____ RECORDED INFORMATION

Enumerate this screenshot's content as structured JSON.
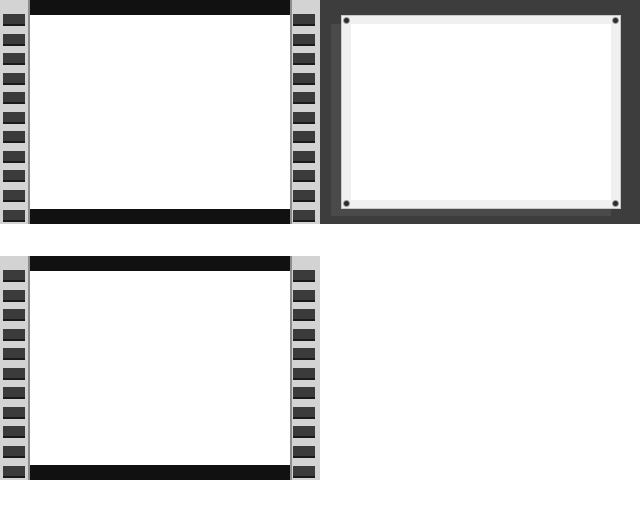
{
  "colors": {
    "film_background": "#d3d3d3",
    "film_hole": "#3b3b3b",
    "film_bar": "#111111",
    "screen": "#ffffff",
    "board_background": "#3d3d3d",
    "card": "#f0f0f0"
  },
  "icons": [
    "film-strip-icon",
    "pin-icon"
  ]
}
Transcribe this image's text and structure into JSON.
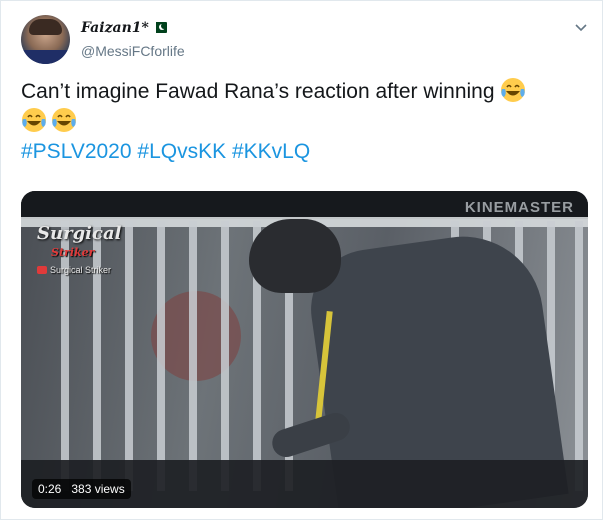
{
  "author": {
    "display_name": "Faizan1*",
    "handle": "@MessiFCforlife"
  },
  "tweet": {
    "text": "Can’t imagine Fawad Rana’s reaction after winning",
    "emoji": "face-with-tears-of-joy",
    "hashtags": [
      "#PSLV2020",
      "#LQvsKK",
      "#KKvLQ"
    ]
  },
  "media": {
    "watermark_title": "Surgical",
    "watermark_subtitle": "Striker",
    "watermark_channel": "Surgical Striker",
    "editor_watermark": "KINEMASTER",
    "duration": "0:26",
    "views": "383 views"
  },
  "icons": {
    "caret": "chevron-down-icon",
    "flag": "pakistan-flag-icon"
  },
  "colors": {
    "hashtag": "#1b95e0",
    "secondary_text": "#657786",
    "border": "#e1e8ed"
  }
}
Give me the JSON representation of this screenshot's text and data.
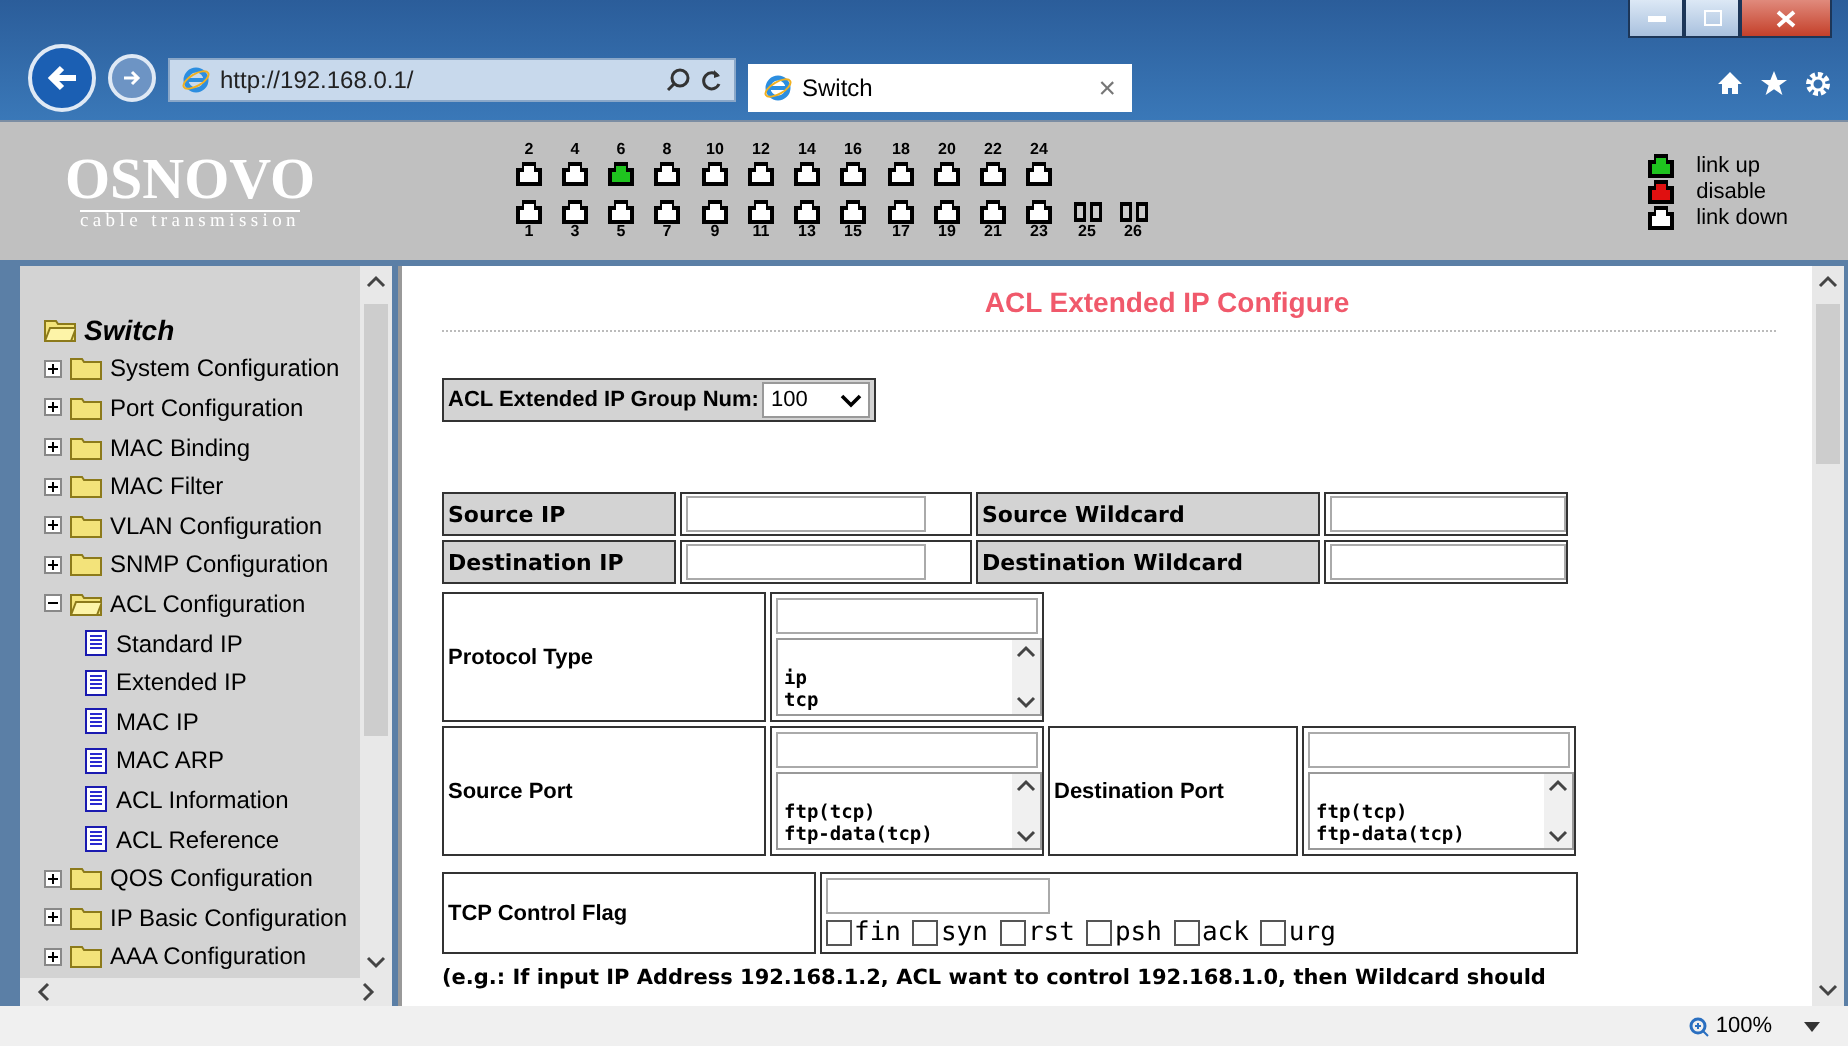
{
  "browser": {
    "url": "http://192.168.0.1/",
    "tab": {
      "title": "Switch",
      "close": "×"
    }
  },
  "header": {
    "logo": "OSNOVO",
    "tagline": "cable transmission",
    "port_groups": [
      [
        {
          "top": {
            "label": "2",
            "color": "#ffffff"
          },
          "bottom": {
            "label": "1",
            "color": "#ffffff"
          }
        },
        {
          "top": {
            "label": "4",
            "color": "#ffffff"
          },
          "bottom": {
            "label": "3",
            "color": "#ffffff"
          }
        },
        {
          "top": {
            "label": "6",
            "color": "#1fc41f"
          },
          "bottom": {
            "label": "5",
            "color": "#ffffff"
          }
        },
        {
          "top": {
            "label": "8",
            "color": "#ffffff"
          },
          "bottom": {
            "label": "7",
            "color": "#ffffff"
          }
        }
      ],
      [
        {
          "top": {
            "label": "10",
            "color": "#ffffff"
          },
          "bottom": {
            "label": "9",
            "color": "#ffffff"
          }
        },
        {
          "top": {
            "label": "12",
            "color": "#ffffff"
          },
          "bottom": {
            "label": "11",
            "color": "#ffffff"
          }
        },
        {
          "top": {
            "label": "14",
            "color": "#ffffff"
          },
          "bottom": {
            "label": "13",
            "color": "#ffffff"
          }
        },
        {
          "top": {
            "label": "16",
            "color": "#ffffff"
          },
          "bottom": {
            "label": "15",
            "color": "#ffffff"
          }
        }
      ],
      [
        {
          "top": {
            "label": "18",
            "color": "#ffffff"
          },
          "bottom": {
            "label": "17",
            "color": "#ffffff"
          }
        },
        {
          "top": {
            "label": "20",
            "color": "#ffffff"
          },
          "bottom": {
            "label": "19",
            "color": "#ffffff"
          }
        },
        {
          "top": {
            "label": "22",
            "color": "#ffffff"
          },
          "bottom": {
            "label": "21",
            "color": "#ffffff"
          }
        },
        {
          "top": {
            "label": "24",
            "color": "#ffffff"
          },
          "bottom": {
            "label": "23",
            "color": "#ffffff"
          }
        }
      ],
      [
        {
          "bottom": {
            "label": "25",
            "kind": "fiber"
          }
        },
        {
          "bottom": {
            "label": "26",
            "kind": "fiber"
          }
        }
      ]
    ],
    "legend": [
      {
        "label": "link up",
        "color": "#1fc41f"
      },
      {
        "label": "disable",
        "color": "#e01010"
      },
      {
        "label": "link down",
        "color": "#ffffff"
      }
    ]
  },
  "sidebar": {
    "root": "Switch",
    "items": [
      {
        "label": "System Configuration",
        "expanded": false
      },
      {
        "label": "Port Configuration",
        "expanded": false
      },
      {
        "label": "MAC Binding",
        "expanded": false
      },
      {
        "label": "MAC Filter",
        "expanded": false
      },
      {
        "label": "VLAN Configuration",
        "expanded": false
      },
      {
        "label": "SNMP Configuration",
        "expanded": false
      },
      {
        "label": "ACL Configuration",
        "expanded": true,
        "children": [
          {
            "label": "Standard IP"
          },
          {
            "label": "Extended IP"
          },
          {
            "label": "MAC IP"
          },
          {
            "label": "MAC ARP"
          },
          {
            "label": "ACL Information"
          },
          {
            "label": "ACL Reference"
          }
        ]
      },
      {
        "label": "QOS Configuration",
        "expanded": false
      },
      {
        "label": "IP Basic Configuration",
        "expanded": false
      },
      {
        "label": "AAA Configuration",
        "expanded": false
      }
    ]
  },
  "content": {
    "title": "ACL Extended IP Configure",
    "group_num": {
      "label": "ACL Extended IP Group Num:",
      "value": "100"
    },
    "address_rows": [
      {
        "label": "Source IP",
        "wildcard_label": "Source Wildcard"
      },
      {
        "label": "Destination IP",
        "wildcard_label": "Destination Wildcard"
      }
    ],
    "protocol": {
      "label": "Protocol Type",
      "options": [
        "ip",
        "tcp"
      ]
    },
    "ports": [
      {
        "label": "Source Port",
        "options": [
          "ftp(tcp)",
          "ftp-data(tcp)"
        ]
      },
      {
        "label": "Destination Port",
        "options": [
          "ftp(tcp)",
          "ftp-data(tcp)"
        ]
      }
    ],
    "tcp_flags": {
      "label": "TCP Control Flag",
      "flags": [
        {
          "label": "fin",
          "checked": false
        },
        {
          "label": "syn",
          "checked": false
        },
        {
          "label": "rst",
          "checked": false
        },
        {
          "label": "psh",
          "checked": false
        },
        {
          "label": "ack",
          "checked": false
        },
        {
          "label": "urg",
          "checked": false
        }
      ]
    },
    "note": "(e.g.: If input IP Address 192.168.1.2, ACL want to control 192.168.1.0, then Wildcard should"
  },
  "status_bar": {
    "zoom": "100%"
  }
}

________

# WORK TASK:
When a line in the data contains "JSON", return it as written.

# SOLUTION TO THIS PROBLEM:
Enumerate this screenshot's content as structured JSON.
Transcribe this image's text and structure into JSON.
Give me the JSON representation of this screenshot's text and data.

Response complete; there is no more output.